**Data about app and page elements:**

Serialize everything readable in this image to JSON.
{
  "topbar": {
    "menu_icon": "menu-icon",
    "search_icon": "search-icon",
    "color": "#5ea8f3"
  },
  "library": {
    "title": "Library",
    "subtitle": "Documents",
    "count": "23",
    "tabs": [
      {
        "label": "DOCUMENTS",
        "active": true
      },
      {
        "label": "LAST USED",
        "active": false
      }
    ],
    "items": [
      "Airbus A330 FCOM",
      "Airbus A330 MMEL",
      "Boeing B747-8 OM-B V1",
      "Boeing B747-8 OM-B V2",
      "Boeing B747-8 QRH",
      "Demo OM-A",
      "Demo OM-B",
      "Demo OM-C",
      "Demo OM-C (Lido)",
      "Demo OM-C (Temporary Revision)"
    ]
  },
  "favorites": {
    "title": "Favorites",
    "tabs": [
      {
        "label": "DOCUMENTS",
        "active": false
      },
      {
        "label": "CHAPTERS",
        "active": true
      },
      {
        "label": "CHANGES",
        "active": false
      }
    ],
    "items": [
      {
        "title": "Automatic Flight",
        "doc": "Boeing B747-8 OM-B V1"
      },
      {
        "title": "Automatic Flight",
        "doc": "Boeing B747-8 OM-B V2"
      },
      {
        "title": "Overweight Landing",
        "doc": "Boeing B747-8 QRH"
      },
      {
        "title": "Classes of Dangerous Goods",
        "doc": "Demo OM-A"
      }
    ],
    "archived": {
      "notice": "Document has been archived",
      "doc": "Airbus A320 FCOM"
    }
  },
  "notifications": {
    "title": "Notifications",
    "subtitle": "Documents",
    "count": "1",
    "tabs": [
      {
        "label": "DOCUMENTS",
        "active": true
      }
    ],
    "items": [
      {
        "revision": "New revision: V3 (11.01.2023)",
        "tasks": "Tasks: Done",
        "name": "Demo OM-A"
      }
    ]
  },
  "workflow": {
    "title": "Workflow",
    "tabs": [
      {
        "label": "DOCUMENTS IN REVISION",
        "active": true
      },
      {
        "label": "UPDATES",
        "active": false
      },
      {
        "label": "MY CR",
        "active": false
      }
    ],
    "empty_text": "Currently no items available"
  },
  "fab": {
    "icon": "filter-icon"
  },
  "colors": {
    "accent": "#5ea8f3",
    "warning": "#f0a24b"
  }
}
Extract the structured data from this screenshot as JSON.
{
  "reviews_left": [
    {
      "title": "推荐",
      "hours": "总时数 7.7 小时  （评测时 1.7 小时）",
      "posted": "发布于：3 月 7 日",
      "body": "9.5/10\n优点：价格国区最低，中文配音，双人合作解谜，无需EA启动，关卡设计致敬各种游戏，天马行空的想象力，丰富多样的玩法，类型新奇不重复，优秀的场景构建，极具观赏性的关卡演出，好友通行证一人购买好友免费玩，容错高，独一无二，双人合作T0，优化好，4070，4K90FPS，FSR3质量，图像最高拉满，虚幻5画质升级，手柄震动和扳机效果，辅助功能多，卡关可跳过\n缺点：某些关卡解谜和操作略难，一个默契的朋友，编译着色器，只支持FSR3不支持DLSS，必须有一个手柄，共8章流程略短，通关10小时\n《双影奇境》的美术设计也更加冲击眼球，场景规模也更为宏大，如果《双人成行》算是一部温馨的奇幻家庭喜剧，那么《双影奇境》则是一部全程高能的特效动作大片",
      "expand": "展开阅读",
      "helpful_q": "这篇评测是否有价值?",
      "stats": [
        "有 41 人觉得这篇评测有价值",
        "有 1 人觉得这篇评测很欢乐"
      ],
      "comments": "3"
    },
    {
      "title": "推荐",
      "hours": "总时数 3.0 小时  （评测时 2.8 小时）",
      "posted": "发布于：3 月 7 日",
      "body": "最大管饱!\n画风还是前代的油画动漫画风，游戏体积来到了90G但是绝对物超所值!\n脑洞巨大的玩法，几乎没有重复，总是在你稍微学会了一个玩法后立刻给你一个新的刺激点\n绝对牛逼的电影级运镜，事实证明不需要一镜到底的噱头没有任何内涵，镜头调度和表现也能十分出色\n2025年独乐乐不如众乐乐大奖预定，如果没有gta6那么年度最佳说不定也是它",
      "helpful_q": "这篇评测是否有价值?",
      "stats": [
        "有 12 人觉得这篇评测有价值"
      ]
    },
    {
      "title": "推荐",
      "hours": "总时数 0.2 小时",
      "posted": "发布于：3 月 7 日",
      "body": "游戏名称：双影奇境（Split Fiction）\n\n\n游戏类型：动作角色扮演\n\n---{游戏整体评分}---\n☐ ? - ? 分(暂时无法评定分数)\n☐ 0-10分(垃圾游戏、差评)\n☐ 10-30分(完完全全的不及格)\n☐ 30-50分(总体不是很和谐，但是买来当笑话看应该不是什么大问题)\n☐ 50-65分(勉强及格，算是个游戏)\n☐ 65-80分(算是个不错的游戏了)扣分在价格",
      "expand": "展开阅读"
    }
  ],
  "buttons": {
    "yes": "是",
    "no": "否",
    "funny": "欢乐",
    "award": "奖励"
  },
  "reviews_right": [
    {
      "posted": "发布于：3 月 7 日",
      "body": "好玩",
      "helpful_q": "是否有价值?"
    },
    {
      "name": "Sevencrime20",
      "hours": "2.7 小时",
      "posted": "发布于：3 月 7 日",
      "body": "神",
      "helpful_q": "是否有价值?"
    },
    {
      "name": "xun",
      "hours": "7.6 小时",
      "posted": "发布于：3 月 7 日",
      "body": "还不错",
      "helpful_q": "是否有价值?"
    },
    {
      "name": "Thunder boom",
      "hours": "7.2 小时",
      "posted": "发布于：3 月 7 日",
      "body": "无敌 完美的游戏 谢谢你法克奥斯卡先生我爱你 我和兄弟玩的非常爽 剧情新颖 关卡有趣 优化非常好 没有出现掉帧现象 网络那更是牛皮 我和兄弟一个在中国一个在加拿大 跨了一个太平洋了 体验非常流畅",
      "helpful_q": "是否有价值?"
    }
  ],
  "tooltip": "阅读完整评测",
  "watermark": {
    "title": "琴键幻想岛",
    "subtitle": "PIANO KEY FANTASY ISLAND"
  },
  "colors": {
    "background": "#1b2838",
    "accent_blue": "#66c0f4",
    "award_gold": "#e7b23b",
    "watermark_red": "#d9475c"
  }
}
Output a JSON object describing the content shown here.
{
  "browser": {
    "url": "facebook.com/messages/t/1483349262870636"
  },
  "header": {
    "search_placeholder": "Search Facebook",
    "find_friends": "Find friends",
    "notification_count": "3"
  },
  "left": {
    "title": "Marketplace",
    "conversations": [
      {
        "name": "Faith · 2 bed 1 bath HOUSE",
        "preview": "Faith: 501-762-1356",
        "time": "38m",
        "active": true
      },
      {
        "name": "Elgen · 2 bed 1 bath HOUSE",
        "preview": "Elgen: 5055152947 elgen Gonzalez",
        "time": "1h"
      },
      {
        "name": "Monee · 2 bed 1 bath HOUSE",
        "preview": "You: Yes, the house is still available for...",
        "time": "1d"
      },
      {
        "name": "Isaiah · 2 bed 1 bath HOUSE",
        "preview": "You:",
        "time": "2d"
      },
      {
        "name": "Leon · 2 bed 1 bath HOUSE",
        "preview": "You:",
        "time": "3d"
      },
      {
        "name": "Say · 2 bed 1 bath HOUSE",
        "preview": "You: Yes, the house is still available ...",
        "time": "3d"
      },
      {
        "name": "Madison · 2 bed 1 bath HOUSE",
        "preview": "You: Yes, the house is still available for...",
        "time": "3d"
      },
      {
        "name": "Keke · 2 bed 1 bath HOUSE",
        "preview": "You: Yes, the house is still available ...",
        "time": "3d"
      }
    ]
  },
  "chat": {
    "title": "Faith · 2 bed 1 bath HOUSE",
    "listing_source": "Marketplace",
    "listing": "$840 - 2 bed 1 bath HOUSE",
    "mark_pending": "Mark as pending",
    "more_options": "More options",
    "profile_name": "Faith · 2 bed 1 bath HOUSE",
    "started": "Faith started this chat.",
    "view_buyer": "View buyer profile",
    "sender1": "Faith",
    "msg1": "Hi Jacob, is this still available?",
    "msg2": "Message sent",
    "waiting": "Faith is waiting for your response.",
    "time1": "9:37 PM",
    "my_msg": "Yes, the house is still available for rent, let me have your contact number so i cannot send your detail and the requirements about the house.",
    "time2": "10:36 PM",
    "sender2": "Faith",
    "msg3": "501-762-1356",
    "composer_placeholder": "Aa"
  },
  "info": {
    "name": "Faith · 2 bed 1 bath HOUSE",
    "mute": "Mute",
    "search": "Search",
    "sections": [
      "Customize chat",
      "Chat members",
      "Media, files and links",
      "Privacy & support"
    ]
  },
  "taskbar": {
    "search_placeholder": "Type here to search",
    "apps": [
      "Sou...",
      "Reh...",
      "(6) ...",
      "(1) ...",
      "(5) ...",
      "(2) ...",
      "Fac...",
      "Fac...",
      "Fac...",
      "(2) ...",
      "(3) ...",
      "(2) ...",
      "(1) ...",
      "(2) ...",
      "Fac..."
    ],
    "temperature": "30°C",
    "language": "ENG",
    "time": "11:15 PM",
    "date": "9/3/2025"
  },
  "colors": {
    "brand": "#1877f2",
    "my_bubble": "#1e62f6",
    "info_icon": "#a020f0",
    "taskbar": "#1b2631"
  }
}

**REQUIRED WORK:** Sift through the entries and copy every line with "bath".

**COMPLETED TASK:**
        "name": "Faith · 2 bed 1 bath HOUSE",
        "name": "Elgen · 2 bed 1 bath HOUSE",
        "name": "Monee · 2 bed 1 bath HOUSE",
        "name": "Isaiah · 2 bed 1 bath HOUSE",
        "name": "Leon · 2 bed 1 bath HOUSE",
        "name": "Say · 2 bed 1 bath HOUSE",
        "name": "Madison · 2 bed 1 bath HOUSE",
        "name": "Keke · 2 bed 1 bath HOUSE",
    "title": "Faith · 2 bed 1 bath HOUSE",
    "listing": "$840 - 2 bed 1 bath HOUSE",
    "profile_name": "Faith · 2 bed 1 bath HOUSE",
    "name": "Faith · 2 bed 1 bath HOUSE",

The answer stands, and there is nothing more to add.